Child and Adolescent Psychiatry
Indexed/Abstracted in: CAB, EMBASE, PubMed/MEDLINE, Science Citation Index Expanded (SciSearch), Scopus
Impact Factor 0,532
Minerva Pediatrica 2016 February;68(1):1-4
Iron deficiency anemia in newly diagnosed celiac disease in children
Maria T. SANSEVIERO 1, Giuseppe A. MAZZA 1, Maria N. PULLANO 1, Antonella C. OLIVERIO 1, Federica ALTOMARE 1, Luisa PEDRELLI 2, Bruno DATTILO 2, Roberto MINIERO 1, Gianfranco MELONI 3, Laura GIANCOTTI 1, Valentina TALARICO 1 ✉
1 Pediatric Unit, Regional Centre for Diagnosis and Follow‑up of the Celiac Disease “Magna Graecia” University of Catanzaro, Catanzaro, Italy; 2 Chemical Laboratory RIA Pugliese‑Ciaccio Hospital, Catanzaro, Italy; 3 Pediatric Unit, Celiac Centre for Diagnosis and Care of Celiac Disease University of Sassari, Sassari, Italy
BACKGROUND: Celiac disease (CD) in children may occur with a wide spectrum of clinical manifestations: anemia is the most frequent extraintestinal manifestation, iron deficiency anemia (IDA) is the common presentation.
In our study we aimed to assess IDA condition in a large cohort of pediatric patients with newly diagnosed CD.

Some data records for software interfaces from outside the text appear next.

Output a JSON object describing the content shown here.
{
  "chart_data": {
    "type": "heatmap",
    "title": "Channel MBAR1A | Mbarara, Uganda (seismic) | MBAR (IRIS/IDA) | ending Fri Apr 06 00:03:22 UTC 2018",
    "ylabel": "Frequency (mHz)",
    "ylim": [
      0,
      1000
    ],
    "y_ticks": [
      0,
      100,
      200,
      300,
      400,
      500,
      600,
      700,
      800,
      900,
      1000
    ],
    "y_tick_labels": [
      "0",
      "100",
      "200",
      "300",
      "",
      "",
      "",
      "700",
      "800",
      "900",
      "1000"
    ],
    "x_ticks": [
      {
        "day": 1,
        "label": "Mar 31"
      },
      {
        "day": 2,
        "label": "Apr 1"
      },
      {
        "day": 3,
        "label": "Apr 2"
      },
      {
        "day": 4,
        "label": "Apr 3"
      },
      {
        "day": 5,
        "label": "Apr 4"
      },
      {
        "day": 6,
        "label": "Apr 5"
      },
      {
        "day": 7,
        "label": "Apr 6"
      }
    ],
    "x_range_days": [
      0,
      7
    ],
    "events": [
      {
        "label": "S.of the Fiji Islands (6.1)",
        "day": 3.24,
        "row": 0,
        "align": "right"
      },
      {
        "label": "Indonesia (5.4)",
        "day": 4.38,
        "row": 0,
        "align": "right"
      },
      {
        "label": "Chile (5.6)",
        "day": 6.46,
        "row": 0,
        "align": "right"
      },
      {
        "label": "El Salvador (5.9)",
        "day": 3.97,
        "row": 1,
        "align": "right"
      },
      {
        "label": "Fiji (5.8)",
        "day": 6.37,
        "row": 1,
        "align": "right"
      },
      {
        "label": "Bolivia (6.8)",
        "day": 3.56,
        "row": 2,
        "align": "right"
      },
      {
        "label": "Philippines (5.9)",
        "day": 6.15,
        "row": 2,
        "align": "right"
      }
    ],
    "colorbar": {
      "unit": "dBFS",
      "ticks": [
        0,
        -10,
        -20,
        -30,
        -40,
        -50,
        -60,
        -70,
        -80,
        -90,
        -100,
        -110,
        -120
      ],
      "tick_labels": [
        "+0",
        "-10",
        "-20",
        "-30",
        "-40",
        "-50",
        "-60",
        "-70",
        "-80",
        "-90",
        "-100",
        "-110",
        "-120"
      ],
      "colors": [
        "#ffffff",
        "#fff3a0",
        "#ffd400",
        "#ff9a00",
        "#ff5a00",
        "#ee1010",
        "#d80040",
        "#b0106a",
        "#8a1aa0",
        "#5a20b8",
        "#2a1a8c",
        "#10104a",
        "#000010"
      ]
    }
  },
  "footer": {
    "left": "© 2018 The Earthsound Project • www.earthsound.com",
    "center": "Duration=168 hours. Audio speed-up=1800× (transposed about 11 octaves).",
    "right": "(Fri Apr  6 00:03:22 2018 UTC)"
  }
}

METHODS: Our study includes a cohort of 518 children (340 females and 178 males), 6 months-18 years old, joined between January 1990 and January 2013. We have analyzed hematological parameters and iron balance: serum iron, serum ferritin and serum transferrin levels. The diagnosis of IDA was considered on the basis of hemoglobin levels below -2SD, associated with serum iron and ferritin reduction, serum transferrin increase; all compared with the normal reference values for age.
RESULTS: Of all patients, 156 patients (30.1%) had anemia, including 103 females (19.8%) and 53 males (10.2%); of these, 112 (21.62%) had IDA (in 18 cases associated with α- or β-thalassemia trait), 22 were thalassemic trait without iron deficiency and the remaining 19 suffered from other forms of anemia. One hundred fifteen patients (22.20%) with low ferritin levels but normal hemoglobin levels were considered as preanemic iron deficient patients.
CONCLUSION: Our data confirm that iron depletion and IDA represent a frequent finding at the diagnosis of CD. This significant relation existing between CD and iron deficiency should be considered by pediatricians at the diagnosis of CD in order to treat the patients.